 Mark Rothko, Light Earth and Blue, 1954, oil on canvas, 75 1/2 x 67 inches (191.5 x 170 cm), Private Collection


Mark Rothko

The Guggenheim Museum held a Rothko retrospective in late 1978 through early 1979. Sue Ginsburg, who has a great friend since my New York days, was advising Ted Ashley on his collection which was later sold at Christie’s following a very acrimonious divorce. They had visited the exhibition together and taken a great shine to Light Earth and Blue, 1954. Seeing that it was lent by a British collector, she asked me if I knew the owner. It was Rosie d'Avigdor-Goldsmid who I knew extremely well because in the early 1930’s she had been my mother’s chaperone - a most unlikely role for anybody who knew either of them. When I asked her if she might sell it she said “it is probably the best painting I ever bought as each time I lend it to an exhibition it comes back damaged so it pays for itself in insurance claims!” So for $100,000 it was sold.





Holly and Horace Solomon: Pattern and Decoration

Strangely I never came across Holly and Horace when I lived in New York. The first time I met them was during our first Lichtenstein show in 1974 when they bought a Still Life collage from it; soon after we became firm friends. By that time they had closed the 98 Greene St Loft space that had championed Laurie Anderson, Gordon Matta-Clark and Bill Wegman amongst others. Holly had her portrait done by Warhol, Lichtenstein, Christo and Mapplethorpe as well as many others. I remember Holly telling me that when they started buying Pop Art in the early 1960’s there were only a handful of collectors so you had all the time to makeup your mind and then in 1968 along came the Germans who started buying in earnest, so the cosy little tea party was over. They opened the Holly Solomon Gallery in 1975 where they promoted and nurtured the Pattern and Decoration movement. We showed a number of these artists over the years Brad Davis, Bob Kushner, Kim MacConnel, Ned Smyth, Robert Zakanitch and Joe Zucker.

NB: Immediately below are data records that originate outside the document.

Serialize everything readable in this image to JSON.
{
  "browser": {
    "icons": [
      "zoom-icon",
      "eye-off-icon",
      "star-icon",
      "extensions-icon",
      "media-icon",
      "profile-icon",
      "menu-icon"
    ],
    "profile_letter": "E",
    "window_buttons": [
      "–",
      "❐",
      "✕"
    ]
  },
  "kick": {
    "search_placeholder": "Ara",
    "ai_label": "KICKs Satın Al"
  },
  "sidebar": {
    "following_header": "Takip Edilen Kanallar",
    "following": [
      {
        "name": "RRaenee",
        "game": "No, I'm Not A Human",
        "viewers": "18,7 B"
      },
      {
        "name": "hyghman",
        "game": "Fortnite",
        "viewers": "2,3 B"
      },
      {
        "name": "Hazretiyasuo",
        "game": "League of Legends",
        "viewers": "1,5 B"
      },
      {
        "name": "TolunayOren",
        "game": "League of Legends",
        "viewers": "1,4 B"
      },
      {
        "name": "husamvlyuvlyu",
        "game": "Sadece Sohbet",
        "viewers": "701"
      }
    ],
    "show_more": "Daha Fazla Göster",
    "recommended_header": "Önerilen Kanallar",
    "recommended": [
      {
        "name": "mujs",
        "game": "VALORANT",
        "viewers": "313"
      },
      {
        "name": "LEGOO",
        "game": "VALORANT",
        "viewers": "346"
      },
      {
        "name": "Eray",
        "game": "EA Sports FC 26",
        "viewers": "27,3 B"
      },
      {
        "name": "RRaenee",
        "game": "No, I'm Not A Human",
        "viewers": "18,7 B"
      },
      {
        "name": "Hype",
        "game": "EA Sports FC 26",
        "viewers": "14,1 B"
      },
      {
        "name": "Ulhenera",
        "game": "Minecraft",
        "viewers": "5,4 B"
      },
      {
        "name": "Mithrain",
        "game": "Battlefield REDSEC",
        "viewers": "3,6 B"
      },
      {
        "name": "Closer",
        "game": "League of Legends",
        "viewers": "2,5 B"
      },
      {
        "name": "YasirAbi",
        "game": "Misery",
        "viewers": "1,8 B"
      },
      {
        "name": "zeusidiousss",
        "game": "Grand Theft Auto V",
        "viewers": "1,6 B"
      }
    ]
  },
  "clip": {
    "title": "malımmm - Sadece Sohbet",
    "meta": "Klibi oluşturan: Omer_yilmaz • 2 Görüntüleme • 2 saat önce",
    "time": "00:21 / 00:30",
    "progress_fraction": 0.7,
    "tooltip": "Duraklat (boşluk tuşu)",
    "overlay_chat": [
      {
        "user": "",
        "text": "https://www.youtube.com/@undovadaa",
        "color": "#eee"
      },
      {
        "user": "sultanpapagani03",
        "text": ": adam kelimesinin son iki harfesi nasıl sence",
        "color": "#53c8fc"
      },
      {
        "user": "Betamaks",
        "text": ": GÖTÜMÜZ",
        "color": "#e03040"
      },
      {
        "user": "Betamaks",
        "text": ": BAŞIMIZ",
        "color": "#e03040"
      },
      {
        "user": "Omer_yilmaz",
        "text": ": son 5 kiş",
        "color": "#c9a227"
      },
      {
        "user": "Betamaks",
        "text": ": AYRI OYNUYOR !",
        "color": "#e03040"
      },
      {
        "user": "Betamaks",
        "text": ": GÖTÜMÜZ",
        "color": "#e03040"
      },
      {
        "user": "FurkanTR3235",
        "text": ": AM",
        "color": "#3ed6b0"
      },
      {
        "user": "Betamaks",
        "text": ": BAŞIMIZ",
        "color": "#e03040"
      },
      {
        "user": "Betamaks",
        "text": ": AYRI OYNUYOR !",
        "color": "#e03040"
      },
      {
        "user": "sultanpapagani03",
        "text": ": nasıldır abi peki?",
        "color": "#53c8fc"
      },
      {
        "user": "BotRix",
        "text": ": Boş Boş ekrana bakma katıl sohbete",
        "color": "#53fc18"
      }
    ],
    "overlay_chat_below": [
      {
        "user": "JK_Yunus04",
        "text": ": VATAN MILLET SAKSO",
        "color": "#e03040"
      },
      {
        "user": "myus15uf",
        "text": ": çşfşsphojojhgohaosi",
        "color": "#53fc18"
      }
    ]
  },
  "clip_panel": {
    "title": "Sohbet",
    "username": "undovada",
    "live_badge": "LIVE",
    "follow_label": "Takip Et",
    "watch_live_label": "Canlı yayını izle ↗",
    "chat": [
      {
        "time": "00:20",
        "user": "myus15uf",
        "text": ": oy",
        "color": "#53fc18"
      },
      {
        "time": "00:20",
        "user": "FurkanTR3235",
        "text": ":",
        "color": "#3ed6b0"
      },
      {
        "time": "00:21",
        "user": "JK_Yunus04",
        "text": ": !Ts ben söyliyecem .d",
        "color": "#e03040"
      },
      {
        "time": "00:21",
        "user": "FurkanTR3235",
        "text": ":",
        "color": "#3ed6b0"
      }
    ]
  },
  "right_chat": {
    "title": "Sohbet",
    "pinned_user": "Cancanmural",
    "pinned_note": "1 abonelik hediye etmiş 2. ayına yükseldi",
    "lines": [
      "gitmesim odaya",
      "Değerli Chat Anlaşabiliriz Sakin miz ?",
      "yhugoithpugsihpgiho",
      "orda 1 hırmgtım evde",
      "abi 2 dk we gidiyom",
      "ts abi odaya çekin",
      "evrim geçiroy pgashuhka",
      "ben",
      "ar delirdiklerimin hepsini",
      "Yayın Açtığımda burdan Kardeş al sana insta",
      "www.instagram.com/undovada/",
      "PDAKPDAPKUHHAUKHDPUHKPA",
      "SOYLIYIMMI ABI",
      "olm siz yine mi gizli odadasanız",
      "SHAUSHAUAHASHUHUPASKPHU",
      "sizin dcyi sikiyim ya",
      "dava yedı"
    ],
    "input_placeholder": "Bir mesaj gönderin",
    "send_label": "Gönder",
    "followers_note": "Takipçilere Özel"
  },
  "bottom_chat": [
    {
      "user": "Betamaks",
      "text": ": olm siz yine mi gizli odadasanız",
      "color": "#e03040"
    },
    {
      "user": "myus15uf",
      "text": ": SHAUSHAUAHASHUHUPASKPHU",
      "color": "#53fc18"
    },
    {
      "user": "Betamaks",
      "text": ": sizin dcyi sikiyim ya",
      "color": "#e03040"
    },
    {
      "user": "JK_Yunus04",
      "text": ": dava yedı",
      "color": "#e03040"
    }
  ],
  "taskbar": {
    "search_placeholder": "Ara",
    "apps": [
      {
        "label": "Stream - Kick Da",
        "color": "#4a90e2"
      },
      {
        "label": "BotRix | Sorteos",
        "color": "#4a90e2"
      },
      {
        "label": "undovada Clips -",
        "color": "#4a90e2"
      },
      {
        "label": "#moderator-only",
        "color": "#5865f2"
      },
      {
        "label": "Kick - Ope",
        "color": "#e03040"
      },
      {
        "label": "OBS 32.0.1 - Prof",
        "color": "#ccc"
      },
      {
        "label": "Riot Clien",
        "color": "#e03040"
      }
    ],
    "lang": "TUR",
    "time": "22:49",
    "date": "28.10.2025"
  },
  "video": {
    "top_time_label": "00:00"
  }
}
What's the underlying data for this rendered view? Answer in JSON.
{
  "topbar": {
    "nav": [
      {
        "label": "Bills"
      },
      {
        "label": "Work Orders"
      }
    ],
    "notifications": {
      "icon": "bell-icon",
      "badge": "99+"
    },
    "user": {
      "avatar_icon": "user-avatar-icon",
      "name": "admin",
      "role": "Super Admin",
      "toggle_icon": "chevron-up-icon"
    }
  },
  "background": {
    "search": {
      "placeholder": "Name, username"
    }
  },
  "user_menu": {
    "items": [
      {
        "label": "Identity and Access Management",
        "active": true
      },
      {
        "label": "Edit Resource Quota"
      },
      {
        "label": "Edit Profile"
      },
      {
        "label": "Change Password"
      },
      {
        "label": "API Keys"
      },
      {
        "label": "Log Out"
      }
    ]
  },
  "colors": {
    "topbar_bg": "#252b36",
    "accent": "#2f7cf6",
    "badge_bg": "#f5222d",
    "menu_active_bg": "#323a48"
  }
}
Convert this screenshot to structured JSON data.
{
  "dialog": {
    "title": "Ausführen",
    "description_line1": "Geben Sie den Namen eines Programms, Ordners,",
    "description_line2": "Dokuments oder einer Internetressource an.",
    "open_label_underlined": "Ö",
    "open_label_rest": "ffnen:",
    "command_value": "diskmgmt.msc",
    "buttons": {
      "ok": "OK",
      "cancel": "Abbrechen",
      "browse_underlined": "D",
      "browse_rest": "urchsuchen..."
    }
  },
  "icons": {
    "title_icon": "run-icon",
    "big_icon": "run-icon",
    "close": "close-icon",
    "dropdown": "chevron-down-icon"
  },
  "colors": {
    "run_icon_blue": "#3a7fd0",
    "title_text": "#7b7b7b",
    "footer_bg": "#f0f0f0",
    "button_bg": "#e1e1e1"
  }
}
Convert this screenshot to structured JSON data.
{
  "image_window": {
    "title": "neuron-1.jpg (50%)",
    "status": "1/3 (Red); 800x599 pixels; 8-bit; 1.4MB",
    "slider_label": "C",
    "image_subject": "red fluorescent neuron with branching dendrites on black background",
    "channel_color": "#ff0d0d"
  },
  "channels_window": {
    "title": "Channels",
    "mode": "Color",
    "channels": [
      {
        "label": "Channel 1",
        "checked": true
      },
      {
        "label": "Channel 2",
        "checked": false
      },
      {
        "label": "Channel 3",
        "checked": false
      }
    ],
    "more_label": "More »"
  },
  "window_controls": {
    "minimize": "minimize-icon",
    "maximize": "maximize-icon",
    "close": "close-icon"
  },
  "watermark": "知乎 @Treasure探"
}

At the time they all sold like hot cakes but sadly by about 1983 they went out of fashion. I did a show in 1990 called Pattern and Decoration Revisited and the works looked as fresh and valid as in their heyday. Thankfully, recently, there has been a big renaissance of their work with the various Ludwig Museums doing a major retrospective. Over the years I bought a number of works from the Solomons by Johns, Lichtenstein, Oldenburg and Warhol including the Double Marilyn which had originally been given to David Herbert by Andy in 1962.


Andy Warhol, Two Marilyns, 1962, acrylic, silkscreen ink and pencil on linen, 20 1/8 x 27 inches (51 x 68.5 cm), The Broad, Los Angeles

May 14, 2020